Work request:
Return every line from the records below in which the word "objects" is found.

Record set:
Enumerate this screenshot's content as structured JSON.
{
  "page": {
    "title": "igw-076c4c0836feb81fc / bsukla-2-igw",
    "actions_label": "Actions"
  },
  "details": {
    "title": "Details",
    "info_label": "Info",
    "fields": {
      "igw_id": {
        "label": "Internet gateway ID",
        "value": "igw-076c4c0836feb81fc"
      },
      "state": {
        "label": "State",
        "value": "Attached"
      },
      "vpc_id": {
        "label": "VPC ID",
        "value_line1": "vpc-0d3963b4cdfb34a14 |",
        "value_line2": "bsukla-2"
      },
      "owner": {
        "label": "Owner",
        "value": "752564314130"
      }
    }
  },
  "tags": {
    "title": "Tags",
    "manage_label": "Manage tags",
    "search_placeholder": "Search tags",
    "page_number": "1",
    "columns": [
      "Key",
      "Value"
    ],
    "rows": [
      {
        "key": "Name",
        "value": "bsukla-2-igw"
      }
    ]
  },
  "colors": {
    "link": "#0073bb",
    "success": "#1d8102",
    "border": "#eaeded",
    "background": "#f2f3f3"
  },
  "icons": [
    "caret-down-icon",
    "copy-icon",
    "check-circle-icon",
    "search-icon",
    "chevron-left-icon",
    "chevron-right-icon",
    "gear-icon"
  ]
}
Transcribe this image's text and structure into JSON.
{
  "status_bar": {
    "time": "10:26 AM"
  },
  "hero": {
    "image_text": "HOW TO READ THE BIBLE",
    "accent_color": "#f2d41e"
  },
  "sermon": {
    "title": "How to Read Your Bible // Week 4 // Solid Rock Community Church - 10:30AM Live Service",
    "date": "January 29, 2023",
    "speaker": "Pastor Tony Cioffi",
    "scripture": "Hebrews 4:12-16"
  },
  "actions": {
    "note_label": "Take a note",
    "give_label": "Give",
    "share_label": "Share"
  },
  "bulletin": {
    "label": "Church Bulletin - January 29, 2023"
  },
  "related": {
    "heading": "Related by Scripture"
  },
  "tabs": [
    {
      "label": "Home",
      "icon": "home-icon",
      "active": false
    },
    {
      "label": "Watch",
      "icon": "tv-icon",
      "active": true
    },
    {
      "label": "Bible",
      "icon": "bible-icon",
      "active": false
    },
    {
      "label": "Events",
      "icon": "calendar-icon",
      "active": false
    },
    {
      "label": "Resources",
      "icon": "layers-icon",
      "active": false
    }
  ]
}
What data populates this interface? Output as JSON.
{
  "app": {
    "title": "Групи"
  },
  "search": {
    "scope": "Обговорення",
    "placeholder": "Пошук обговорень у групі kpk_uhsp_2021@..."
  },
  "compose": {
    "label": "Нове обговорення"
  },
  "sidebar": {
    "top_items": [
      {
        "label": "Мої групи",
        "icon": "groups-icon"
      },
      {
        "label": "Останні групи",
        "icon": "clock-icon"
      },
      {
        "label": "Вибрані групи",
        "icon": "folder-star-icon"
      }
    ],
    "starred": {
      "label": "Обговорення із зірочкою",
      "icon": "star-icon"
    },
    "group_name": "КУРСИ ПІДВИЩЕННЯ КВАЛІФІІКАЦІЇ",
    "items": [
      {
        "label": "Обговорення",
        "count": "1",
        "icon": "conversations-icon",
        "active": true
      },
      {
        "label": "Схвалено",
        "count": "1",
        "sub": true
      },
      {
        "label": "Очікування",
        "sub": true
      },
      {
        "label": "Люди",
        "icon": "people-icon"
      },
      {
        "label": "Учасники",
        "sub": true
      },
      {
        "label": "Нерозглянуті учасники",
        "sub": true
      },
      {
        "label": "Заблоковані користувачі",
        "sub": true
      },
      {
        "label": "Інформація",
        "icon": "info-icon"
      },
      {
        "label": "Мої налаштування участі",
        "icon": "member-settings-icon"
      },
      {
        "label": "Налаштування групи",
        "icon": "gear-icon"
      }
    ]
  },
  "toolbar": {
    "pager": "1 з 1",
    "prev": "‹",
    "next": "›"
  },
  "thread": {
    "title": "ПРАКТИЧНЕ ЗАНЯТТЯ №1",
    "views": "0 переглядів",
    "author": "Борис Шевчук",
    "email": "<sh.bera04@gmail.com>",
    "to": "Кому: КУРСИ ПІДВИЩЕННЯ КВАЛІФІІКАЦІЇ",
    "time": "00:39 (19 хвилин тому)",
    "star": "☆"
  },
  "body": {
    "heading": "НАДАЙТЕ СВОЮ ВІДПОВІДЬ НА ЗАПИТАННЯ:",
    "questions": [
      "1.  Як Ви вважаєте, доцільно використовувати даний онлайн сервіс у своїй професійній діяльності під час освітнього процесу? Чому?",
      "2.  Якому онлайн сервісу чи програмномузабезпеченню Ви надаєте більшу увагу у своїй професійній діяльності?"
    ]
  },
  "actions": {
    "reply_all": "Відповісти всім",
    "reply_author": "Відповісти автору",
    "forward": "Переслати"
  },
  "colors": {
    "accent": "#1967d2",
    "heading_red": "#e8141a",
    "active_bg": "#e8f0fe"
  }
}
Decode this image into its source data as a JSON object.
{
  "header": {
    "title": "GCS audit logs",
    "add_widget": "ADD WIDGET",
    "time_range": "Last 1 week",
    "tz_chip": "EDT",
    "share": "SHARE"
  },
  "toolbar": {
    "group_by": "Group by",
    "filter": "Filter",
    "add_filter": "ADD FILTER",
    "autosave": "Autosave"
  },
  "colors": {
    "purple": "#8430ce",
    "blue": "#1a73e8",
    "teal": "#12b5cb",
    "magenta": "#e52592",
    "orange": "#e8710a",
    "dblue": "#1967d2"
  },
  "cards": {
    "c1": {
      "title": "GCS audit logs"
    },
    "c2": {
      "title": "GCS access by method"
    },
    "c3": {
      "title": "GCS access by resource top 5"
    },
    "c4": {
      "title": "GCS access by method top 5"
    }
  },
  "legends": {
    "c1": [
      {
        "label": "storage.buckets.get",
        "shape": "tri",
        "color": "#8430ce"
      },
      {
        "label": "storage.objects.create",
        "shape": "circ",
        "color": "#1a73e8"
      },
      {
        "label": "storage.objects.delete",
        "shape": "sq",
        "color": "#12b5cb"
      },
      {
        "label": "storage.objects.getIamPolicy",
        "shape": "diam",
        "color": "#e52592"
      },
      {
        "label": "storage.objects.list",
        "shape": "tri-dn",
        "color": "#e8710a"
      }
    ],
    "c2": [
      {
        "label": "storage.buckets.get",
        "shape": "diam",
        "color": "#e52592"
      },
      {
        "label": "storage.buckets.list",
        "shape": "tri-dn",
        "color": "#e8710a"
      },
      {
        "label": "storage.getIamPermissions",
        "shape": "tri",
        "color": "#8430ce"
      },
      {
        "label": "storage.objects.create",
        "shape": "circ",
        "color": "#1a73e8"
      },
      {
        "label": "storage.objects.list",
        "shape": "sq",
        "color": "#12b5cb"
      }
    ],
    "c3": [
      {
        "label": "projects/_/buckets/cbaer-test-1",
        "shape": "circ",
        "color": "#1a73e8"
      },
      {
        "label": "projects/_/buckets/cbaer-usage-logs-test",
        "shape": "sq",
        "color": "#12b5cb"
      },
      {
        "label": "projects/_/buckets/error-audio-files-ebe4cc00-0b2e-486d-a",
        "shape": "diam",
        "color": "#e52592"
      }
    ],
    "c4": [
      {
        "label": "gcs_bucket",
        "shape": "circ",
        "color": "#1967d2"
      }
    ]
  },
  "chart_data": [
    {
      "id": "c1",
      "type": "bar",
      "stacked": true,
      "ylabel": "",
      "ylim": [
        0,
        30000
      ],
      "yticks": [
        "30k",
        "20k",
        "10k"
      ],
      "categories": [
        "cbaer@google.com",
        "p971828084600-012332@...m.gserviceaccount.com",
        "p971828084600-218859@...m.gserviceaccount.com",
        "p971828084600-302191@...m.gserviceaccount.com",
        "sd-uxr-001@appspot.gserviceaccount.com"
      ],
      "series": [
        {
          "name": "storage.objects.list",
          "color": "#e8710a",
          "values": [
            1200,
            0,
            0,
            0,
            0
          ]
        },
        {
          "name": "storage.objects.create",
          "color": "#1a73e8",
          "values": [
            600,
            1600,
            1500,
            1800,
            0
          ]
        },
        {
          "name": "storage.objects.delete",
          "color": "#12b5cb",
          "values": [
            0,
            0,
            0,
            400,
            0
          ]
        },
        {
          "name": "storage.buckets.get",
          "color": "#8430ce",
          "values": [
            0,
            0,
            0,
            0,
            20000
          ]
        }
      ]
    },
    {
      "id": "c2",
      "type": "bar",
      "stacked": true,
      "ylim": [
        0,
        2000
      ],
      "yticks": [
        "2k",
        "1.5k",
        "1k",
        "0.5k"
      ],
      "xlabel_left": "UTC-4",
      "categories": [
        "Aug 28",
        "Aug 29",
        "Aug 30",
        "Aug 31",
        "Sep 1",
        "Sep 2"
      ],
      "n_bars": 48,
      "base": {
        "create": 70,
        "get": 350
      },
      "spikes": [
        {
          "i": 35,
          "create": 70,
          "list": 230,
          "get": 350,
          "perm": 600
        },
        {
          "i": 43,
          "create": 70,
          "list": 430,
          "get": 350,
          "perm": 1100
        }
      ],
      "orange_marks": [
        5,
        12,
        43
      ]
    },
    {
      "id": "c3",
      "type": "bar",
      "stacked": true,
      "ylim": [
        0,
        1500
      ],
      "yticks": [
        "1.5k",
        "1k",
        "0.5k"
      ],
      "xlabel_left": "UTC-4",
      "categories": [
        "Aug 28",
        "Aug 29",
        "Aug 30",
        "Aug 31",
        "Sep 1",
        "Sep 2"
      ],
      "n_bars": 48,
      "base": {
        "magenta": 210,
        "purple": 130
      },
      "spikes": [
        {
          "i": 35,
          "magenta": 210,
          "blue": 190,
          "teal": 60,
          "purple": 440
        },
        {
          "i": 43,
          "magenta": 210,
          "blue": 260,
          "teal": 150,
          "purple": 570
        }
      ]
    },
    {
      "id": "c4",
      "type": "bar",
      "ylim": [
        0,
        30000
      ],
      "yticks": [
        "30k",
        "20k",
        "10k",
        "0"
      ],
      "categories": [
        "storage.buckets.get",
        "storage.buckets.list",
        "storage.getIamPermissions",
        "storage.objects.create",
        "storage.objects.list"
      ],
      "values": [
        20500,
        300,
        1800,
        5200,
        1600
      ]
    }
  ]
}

Exercise answer:
        "label": "storage.objects.create",
        "label": "storage.objects.delete",
        "label": "storage.objects.getIamPolicy",
        "label": "storage.objects.list",
        "label": "storage.objects.create",
        "label": "storage.objects.list",
          "name": "storage.objects.list",
          "name": "storage.objects.create",
          "name": "storage.objects.delete",
        "storage.objects.create",
        "storage.objects.list"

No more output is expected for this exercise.